| SYDNEY, June 24
SYDNEY, June 24 Australia's new prime minister,
Julia Gillard, has become the first woman to lead her country,
but her leadership style evokes the past, not the future.
A quick-witted politician, with a broad Australian accent
and a working-class pedigree, Gillard is in many ways an
old-school Labor Party politician, more reminiscent of Labor
prime ministers from the 80s and 90s than her bookish
predecessor, Kevin Rudd.
Like previous Labor prime ministers Bob Hawke and Paul
Keating, Gillard stands in stark contrast to Rudd, a
Mandarin-speaking ex-diplomat who broke the mould as a Labor
leader in 2006 when he took control of a then demoralised
Rudd won a landslide election victory in 2007, ousting
veteran conservative leader John Howard, and then dominated the
opinion polls until, suddenly, last April the fairy tale ended.
Thanks to a few big policy failures, Labor's "Prince
Charming" began losing the confidence of voters and, just as
suddenly, Gillard was emerging as a new but much more familiar
Labor hero, a working-class politician with a talent for
Where Rudd once told lawmakers about "evidence-based
policy" and explained in heavy detail the complexities of his
tax or climate-change policies, Gillard stood in parliament on
Thursday and launched straight into vintage Labor rhetoric.
"I grew up in a home of hard-working parents," began the
48-year-old daughter of a former policeman and rail clerk.
"I believe in a government that rewards those who work the
hardest, not those who complain the loudest," she added.
"I believe in a government that rewards those who, day in
and day out, work in our factories and on our farms, in our
mines and in our mills, in our classrooms and in our hospitals,
that rewards that hard work, decency and effort."

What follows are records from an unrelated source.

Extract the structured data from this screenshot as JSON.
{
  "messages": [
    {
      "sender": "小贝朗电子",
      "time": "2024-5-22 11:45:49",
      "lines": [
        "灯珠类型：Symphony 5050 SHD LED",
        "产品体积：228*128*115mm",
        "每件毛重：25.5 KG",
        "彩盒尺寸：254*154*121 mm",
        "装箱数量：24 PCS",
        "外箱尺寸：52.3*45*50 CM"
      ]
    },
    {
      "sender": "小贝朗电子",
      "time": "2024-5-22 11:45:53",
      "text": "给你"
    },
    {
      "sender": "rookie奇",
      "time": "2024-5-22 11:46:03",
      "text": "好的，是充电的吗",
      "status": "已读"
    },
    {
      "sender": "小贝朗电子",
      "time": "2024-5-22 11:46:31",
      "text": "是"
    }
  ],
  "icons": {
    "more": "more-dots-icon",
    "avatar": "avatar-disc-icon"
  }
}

Gillard arrived in Australia, aged four, in the 1960s from
south Wales, a cradle of Britain's own Labour movement. Her
father had gone to work before finishing school, his family too
poor to support him through higher education.

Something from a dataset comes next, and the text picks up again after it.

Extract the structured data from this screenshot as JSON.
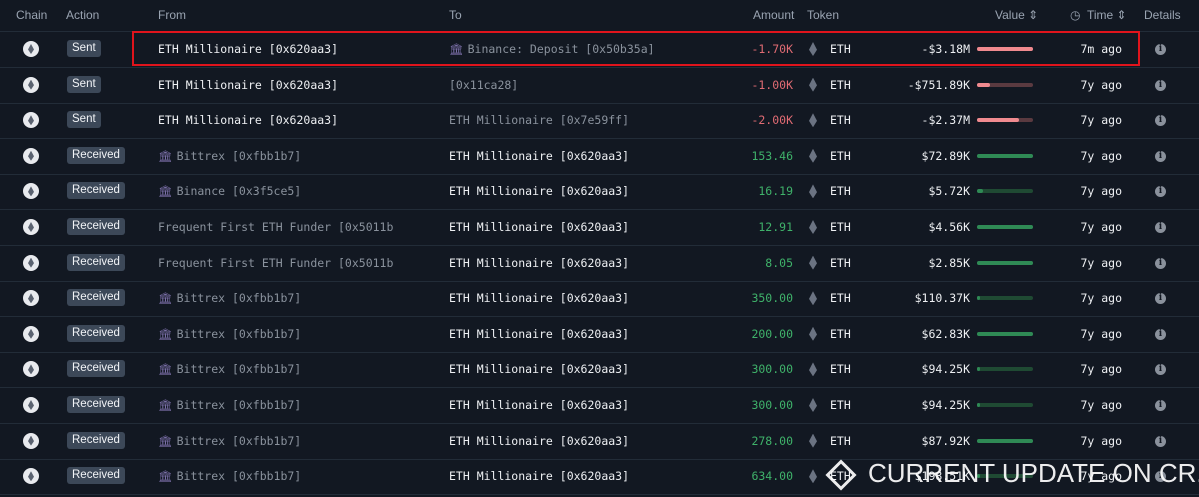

Gillard initially lived in a migrant hostel in the rural
town of Adelaide before her father bought a house. She studied
law at university, where she got involved in politics and then
became a partner in a law firm specialising in class actions

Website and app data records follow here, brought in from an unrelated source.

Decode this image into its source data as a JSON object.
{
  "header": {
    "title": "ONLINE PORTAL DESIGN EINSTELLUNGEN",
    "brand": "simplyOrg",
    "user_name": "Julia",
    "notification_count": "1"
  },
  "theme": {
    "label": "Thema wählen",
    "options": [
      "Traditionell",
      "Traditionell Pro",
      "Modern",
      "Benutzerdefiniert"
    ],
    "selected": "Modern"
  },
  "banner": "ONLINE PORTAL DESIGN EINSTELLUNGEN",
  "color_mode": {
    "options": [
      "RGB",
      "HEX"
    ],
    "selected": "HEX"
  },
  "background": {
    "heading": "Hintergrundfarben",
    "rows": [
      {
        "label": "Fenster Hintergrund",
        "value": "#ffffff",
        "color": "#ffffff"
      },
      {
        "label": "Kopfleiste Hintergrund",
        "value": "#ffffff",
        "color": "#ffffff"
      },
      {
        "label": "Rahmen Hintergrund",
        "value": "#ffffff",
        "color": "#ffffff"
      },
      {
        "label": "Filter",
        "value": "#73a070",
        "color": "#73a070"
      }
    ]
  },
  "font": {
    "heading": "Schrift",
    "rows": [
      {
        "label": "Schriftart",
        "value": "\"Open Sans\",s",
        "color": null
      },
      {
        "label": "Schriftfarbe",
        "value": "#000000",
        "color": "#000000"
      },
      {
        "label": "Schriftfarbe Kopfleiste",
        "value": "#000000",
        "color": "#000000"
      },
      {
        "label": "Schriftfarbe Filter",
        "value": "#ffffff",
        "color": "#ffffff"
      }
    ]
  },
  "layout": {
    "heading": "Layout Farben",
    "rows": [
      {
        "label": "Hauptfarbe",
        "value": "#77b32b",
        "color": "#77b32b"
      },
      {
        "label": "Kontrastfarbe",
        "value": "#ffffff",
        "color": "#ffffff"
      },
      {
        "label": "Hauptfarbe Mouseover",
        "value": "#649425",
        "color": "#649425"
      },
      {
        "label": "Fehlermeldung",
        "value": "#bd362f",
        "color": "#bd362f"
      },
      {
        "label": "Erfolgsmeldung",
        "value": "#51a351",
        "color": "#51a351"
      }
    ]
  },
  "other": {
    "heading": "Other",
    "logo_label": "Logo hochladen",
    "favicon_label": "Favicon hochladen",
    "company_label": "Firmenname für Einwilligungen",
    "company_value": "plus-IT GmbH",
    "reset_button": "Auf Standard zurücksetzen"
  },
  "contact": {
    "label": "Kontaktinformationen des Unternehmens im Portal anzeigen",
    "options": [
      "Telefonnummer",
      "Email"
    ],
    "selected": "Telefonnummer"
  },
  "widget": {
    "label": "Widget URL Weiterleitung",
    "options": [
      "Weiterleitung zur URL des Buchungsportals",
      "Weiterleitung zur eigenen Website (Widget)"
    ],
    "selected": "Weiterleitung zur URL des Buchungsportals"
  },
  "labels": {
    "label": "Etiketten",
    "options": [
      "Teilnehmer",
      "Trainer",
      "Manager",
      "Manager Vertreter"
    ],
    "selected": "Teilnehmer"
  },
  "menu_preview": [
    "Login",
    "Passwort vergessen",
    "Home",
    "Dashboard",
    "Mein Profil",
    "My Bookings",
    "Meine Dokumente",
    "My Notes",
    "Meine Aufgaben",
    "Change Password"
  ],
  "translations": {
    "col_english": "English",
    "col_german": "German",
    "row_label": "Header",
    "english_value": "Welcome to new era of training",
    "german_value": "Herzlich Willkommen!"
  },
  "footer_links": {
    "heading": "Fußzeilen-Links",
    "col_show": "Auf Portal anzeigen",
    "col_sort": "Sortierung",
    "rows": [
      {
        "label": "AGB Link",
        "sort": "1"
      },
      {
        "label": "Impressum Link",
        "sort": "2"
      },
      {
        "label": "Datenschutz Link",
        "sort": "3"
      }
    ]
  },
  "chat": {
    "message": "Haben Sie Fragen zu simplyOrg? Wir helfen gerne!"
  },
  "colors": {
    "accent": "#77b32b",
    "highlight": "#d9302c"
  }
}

and personal injury cases before working as a political
Gillard was first elected to parliament in 1998, and
quickly rose to become a leading light of the Labor left,
becoming shadow health minister in 2003 and then backing Rudd
for the leadership in return for the deputy Labor leadership.
Gillard kept in Rudd's shadow until this year's
opinion-poll meltdown when, without apparent hesitation or
squeamishness, she made her move just months away from a
general election, just as Hawke did on the eve of another
election in the early 1980s.
Gillard seems to model her leadership style on the Hawke
era, when cabinet forged policy by consensus -- another
departure from Rudd, whose corporate-style management rankled
"Her consultation skills are fantastic," said one senior
industry figure who negotiated opposite Gillard on
labour-market reforms. "She is bloody good," he told Reuters.
That will be good news for global miners that are
threatening to pull more than $20 billion in investment unless
the government overhauls its proposed 40 percent mine-profits
tax. Gillard has refused to drop the tax so must negotiate a
Even if Gillard shares Hawke's famed negotiating skills,
and Keating's sharp wit, she also faces a challenge that no
previous Australian leader has ever known: being a woman in
She has long attracted headlines for her hair, which she
recently restyled and dyed an auburn shade instead of its
natural ginger, her partner who is a hairdresser and her
decision not to have children.
One conservative lawmaker even once remarked her unmarried
status made her unfit to govern. He later apologised for the
comment but, in the socially conservative heartland of
middle-class Australia, it can be an issue.
"She's not married is she? No children either," remarked
Elvie Santos, a legal secretary, when asked during her lunch
break on Thursday whether she liked Gillard.
But she added: "Let's give her a try. You never know."
(Additional reporting by James Grubel; Editing by Ed Davies
and Miral Fahmy)